Climate shaming of farmers needs to stop, Taoiseach says
Leo Varadkar said farmers should be part of the solution rather than being targeted.
Leo Vardakar has called for an end to the “climate shaming” of farmers and said that they need to be paid more for their produce.
The Taoiseach was speaking at the annual general meeting of farming organisation the Irish Creamery Milk Suppliers Association in Co Limerick on Friday.
Mr Varadkar said the fact that beef prices in the Republic of Ireland are lower than the EU and the UK needs to be addressed.
“It is only reasonable that the factory gate prices go up in the weeks ahead,” he said.
Addressing environmental issues, Mr Varadkar said he wants farmers to be part of the solution regarding climate action, “rather than being targeted as part of the problem”.
“We can do this by incentivising, encouraging and remunerating farmers and industry to reduce emissions, produce green energy and promote biodiversity.
“I very much believe, and I very much want farmers to be part of the solution when it comes to climate change and climate action, rather than being targeted as part of the problem as you so often are,” he said.
“It’s my belief that the climate shaming of farmers should stop. It should stop now. But it’s through visible, effective climate action by farmers, supported by governments, that we can make sure that it stops,” he said.
He said the challenges Ireland faces regarding climate change should be seen as an opportunity rather than a catastrophe.
“I think we’ll all acknowledge that climate change is an enormous issue and one that is a real concern to our citizens.

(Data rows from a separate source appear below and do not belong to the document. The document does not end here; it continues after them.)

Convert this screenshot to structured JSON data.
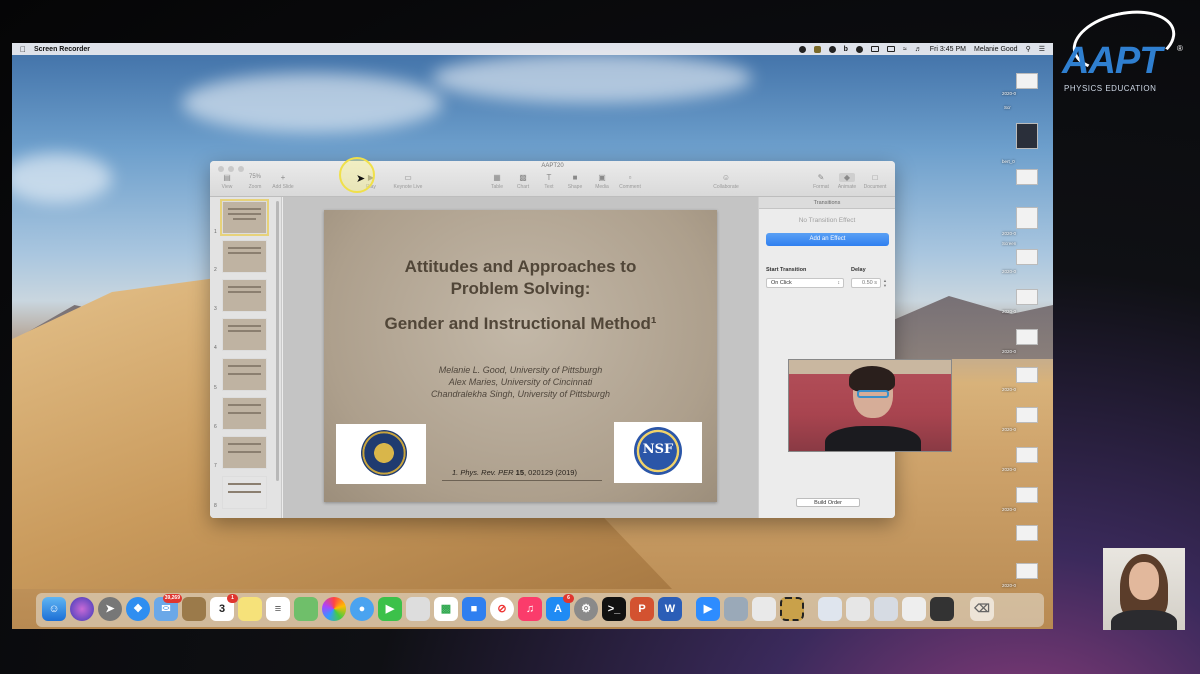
{
  "menubar": {
    "app_name": "Screen Recorder",
    "clock": "Fri 3:45 PM",
    "user": "Melanie Good"
  },
  "keynote": {
    "window_title": "AAPT20",
    "toolbar": {
      "view": "View",
      "zoom_value": "75%",
      "zoom": "Zoom",
      "add_slide": "Add Slide",
      "play": "Play",
      "keynote_live": "Keynote Live",
      "table": "Table",
      "chart": "Chart",
      "text": "Text",
      "shape": "Shape",
      "media": "Media",
      "comment": "Comment",
      "collaborate": "Collaborate",
      "format": "Format",
      "animate": "Animate",
      "document": "Document"
    },
    "navigator": {
      "slide_numbers": [
        "1",
        "2",
        "3",
        "4",
        "5",
        "6",
        "7",
        "8"
      ]
    },
    "slide": {
      "title_line1": "Attitudes and Approaches to",
      "title_line2": "Problem Solving:",
      "subtitle": "Gender and Instructional Method¹",
      "author1": "Melanie L. Good, University of Pittsburgh",
      "author2": "Alex Maries, University of Cincinnati",
      "author3": "Chandralekha Singh, University of Pittsburgh",
      "ref_prefix": "1. Phys. Rev. PER",
      "ref_volume": "15",
      "ref_suffix": ", 020129 (2019)",
      "nsf_logo_text": "NSF"
    },
    "inspector": {
      "header": "Transitions",
      "no_effect": "No Transition Effect",
      "add_effect": "Add an Effect",
      "start_transition_label": "Start Transition",
      "start_transition_value": "On Click",
      "delay_label": "Delay",
      "delay_value": "0.50 s",
      "build_order": "Build Order"
    }
  },
  "aapt_logo": {
    "word": "AAPT",
    "tagline": "PHYSICS EDUCATION"
  },
  "dock": {
    "mail_badge": "39,269",
    "calendar_day": "3",
    "calendar_badge": "1",
    "appstore_badge": "6"
  },
  "desktop_files": {
    "labels": [
      "2020-0",
      "bert_0",
      "Scr",
      "2020-0",
      "Screen",
      "2020-0",
      "2020-0",
      "2020-0",
      "2020-0",
      "2020-0",
      "2020-0",
      "2020-0",
      "2020-0"
    ]
  }
}
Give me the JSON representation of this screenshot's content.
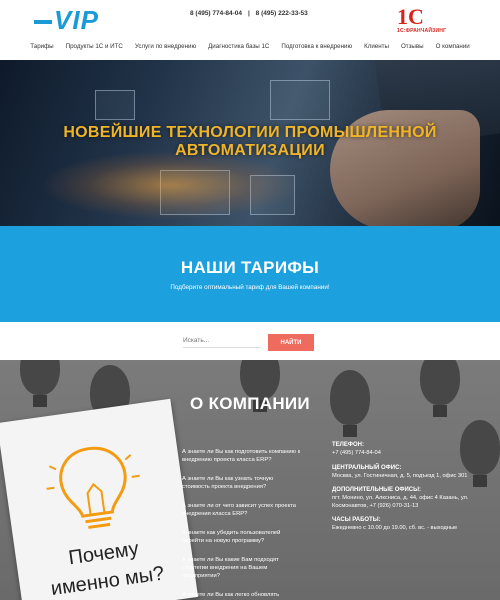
{
  "header": {
    "logo": "VIP",
    "phones": [
      "8 (495) 774-84-04",
      "8 (495) 222-33-53"
    ],
    "brand": {
      "mark": "1С",
      "sub": "1С:ФРАНЧАЙЗИНГ"
    }
  },
  "nav": [
    "Тарифы",
    "Продукты 1С и ИТС",
    "Услуги по внедрению",
    "Диагностика базы 1С",
    "Подготовка к внедрению",
    "Клиенты",
    "Отзывы",
    "О компании"
  ],
  "hero": {
    "title": "НОВЕЙШИЕ ТЕХНОЛОГИИ ПРОМЫШЛЕННОЙ АВТОМАТИЗАЦИИ"
  },
  "tariffs": {
    "title": "НАШИ ТАРИФЫ",
    "subtitle": "Подберите оптимальный тариф для Вашей компании!"
  },
  "search": {
    "placeholder": "Искать...",
    "button": "НАЙТИ"
  },
  "about": {
    "title": "О КОМПАНИИ",
    "card": {
      "line1": "Почему",
      "line2": "именно мы?"
    },
    "faq": [
      "А знаете ли Вы как подготовить компанию к внедрению проекта класса ERP?",
      "А знаете ли Вы как узнать точную стоимость проекта внедрения?",
      "А знаете ли от чего зависит успех проекта внедрения класса ERP?",
      "А знаете как убедить пользователей перейти на новую программу?",
      "А знаете ли Вы какие Вам подходят стратегии внедрения на Вашем предприятии?",
      "А знаете ли Вы как легко обновлять"
    ],
    "contacts": [
      {
        "title": "ТЕЛЕФОН:",
        "value": "+7 (495) 774-84-04"
      },
      {
        "title": "ЦЕНТРАЛЬНЫЙ ОФИС:",
        "value": "Москва, ул. Гостиничная, д. 5, подъезд 1, офис 301"
      },
      {
        "title": "ДОПОЛНИТЕЛЬНЫЕ ОФИСЫ:",
        "value": "пгт. Монино, ул. Алксниса, д. 44, офис 4 Казань, ул. Космонавтов, +7 (926) 070-31-13"
      },
      {
        "title": "ЧАСЫ РАБОТЫ:",
        "value": "Ежедневно с 10.00 до 19.00, сб. вс. - выходные"
      }
    ]
  }
}
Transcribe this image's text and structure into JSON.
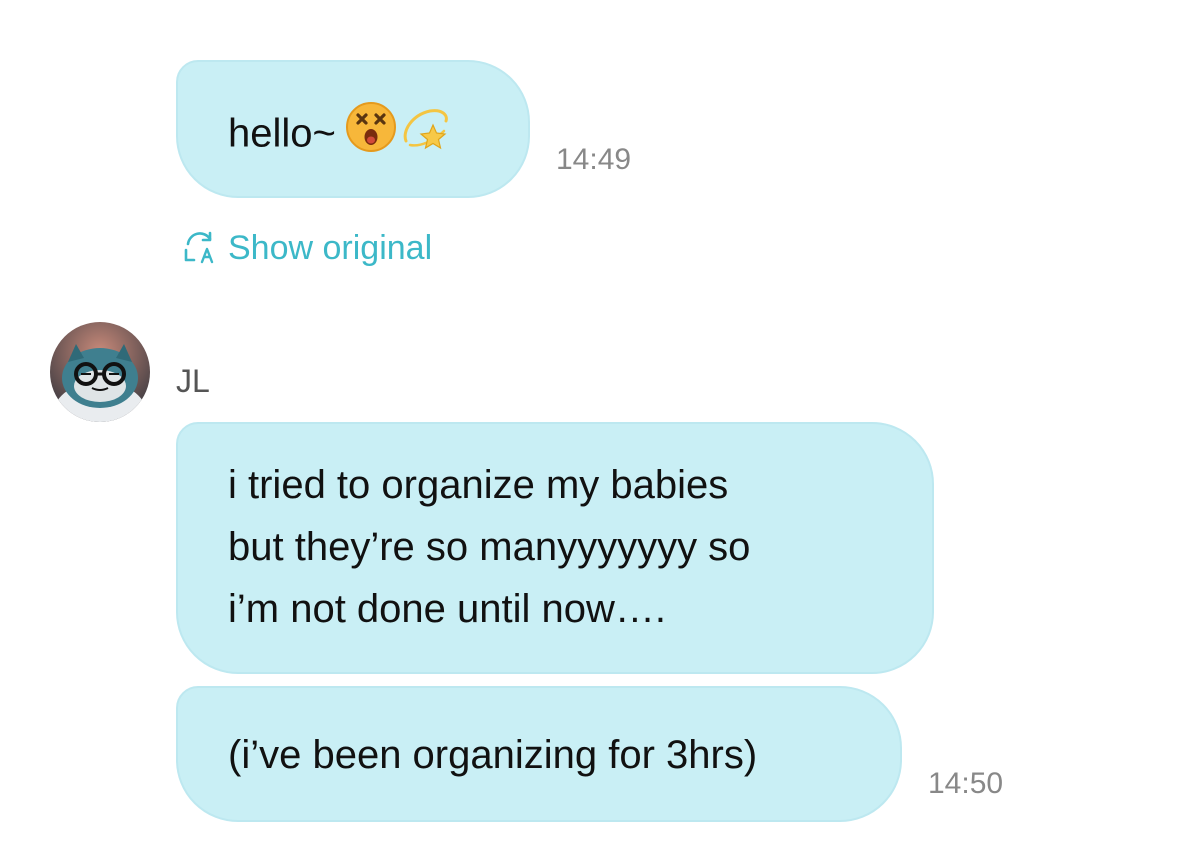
{
  "messages": [
    {
      "text": "hello~",
      "time": "14:49",
      "emojis": [
        "dizzy-face-emoji",
        "dizzy-star-emoji"
      ],
      "translation_toggle_label": "Show original"
    },
    {
      "sender": "JL",
      "avatar_icon": "snorlax-avatar",
      "bubbles": [
        {
          "text": "i tried to organize my babies\nbut they’re so manyyyyyyy so\ni’m not done until now…."
        },
        {
          "text": "(i’ve been organizing for 3hrs)"
        }
      ],
      "time": "14:50"
    }
  ],
  "colors": {
    "bubble_bg": "#c9eff5",
    "bubble_border": "#bde8f0",
    "accent": "#3cb8c8",
    "timestamp": "#888888",
    "sender_name": "#555555"
  }
}
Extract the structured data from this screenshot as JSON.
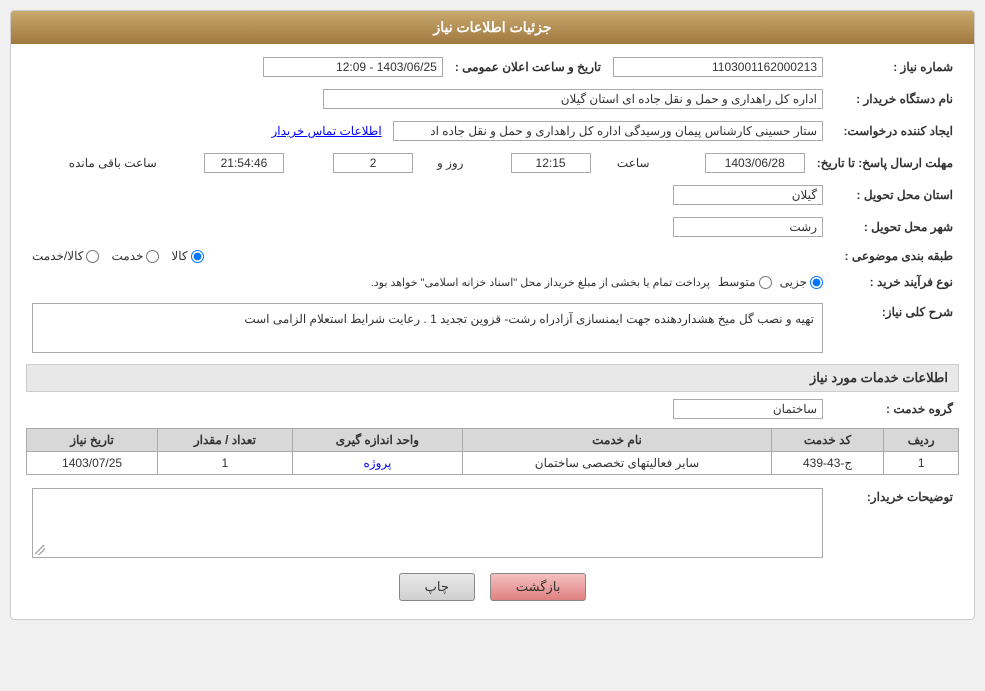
{
  "header": {
    "title": "جزئیات اطلاعات نیاز"
  },
  "fields": {
    "shomare_niaz_label": "شماره نیاز :",
    "shomare_niaz_value": "1103001162000213",
    "nam_dastgah_label": "نام دستگاه خریدار :",
    "nam_dastgah_value": "اداره کل راهداری و حمل و نقل جاده ای استان گیلان",
    "ijad_konande_label": "ایجاد کننده درخواست:",
    "ijad_konande_value": "ستار حسینی کارشناس پیمان ورسیدگی اداره کل راهداری و حمل و نقل جاده اد",
    "ijad_konande_link": "اطلاعات تماس خریدار",
    "mohlat_label": "مهلت ارسال پاسخ: تا تاریخ:",
    "date_value": "1403/06/28",
    "saat_label": "ساعت",
    "saat_value": "12:15",
    "rooz_label": "روز و",
    "rooz_value": "2",
    "baqi_label": "ساعت باقی مانده",
    "baqi_value": "21:54:46",
    "tarikh_label": "تاریخ و ساعت اعلان عمومی :",
    "tarikh_value": "1403/06/25 - 12:09",
    "ostan_label": "استان محل تحویل :",
    "ostan_value": "گیلان",
    "shahr_label": "شهر محل تحویل :",
    "shahr_value": "رشت",
    "tabaqe_label": "طبقه بندی موضوعی :",
    "tabaqe_options": [
      "کالا",
      "خدمت",
      "کالا/خدمت"
    ],
    "tabaqe_selected": "کالا",
    "nouz_label": "نوع فرآیند خرید :",
    "nouz_options": [
      "جزیی",
      "متوسط"
    ],
    "nouz_note": "پرداخت تمام یا بخشی از مبلغ خریداز محل \"اسناد خزانه اسلامی\" خواهد بود."
  },
  "sharh": {
    "section_title": "شرح کلی نیاز:",
    "text": "تهیه و نصب گل میخ هشداردهنده جهت ایمنسازی آزادراه رشت- قزوین تجدید 1 . رعایت شرایط استعلام الزامی است"
  },
  "khadamat": {
    "section_title": "اطلاعات خدمات مورد نیاز",
    "group_label": "گروه خدمت :",
    "group_value": "ساختمان",
    "table": {
      "headers": [
        "ردیف",
        "کد خدمت",
        "نام خدمت",
        "واحد اندازه گیری",
        "تعداد / مقدار",
        "تاریخ نیاز"
      ],
      "rows": [
        {
          "radif": "1",
          "kod": "ج-43-439",
          "nam": "سایر فعالیتهای تخصصی ساختمان",
          "vahed": "پروژه",
          "tedad": "1",
          "tarikh": "1403/07/25"
        }
      ]
    }
  },
  "tawzihat": {
    "label": "توضیحات خریدار:",
    "value": ""
  },
  "buttons": {
    "print": "چاپ",
    "back": "بازگشت"
  }
}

“What I want to do is turn what is a potential catastrophe into an opportunity.
“We should acknowledge that climate action isn’t just about reducing greenhouse gases. It’s about doing some really good things too.
“It’s about making our air cleaner and our homes warmer. It’s about less pollution. It’s also about creating new jobs, new wealth and new businesses for the future.
“Just think about what we could achieve with all the money we would save, if we didn’t spend billions of euros every year importing oil and gas and we used our own energy instead.”
Mr Varadkar one of his top priorities is reform of the Common Agricultural Policy (CAP) in the years ahead in a way that benefits Ireland.
“We’re very busy forming alliances with like-minded countries across the European Union, not just traditional allies when it comes to agriculture, like France, but also those around the Mediterranean, central and eastern Europe as well, and Belgium.
“Our mission is to ensure that sector can continue to produce high quality safe and traceable food while protecting and enhancing the environments and upholding animal welfare.
“My message today is that the Government will continue to prioritise CAP budgets in those negotiations. They really just started and they’re going to get going around February,” he said.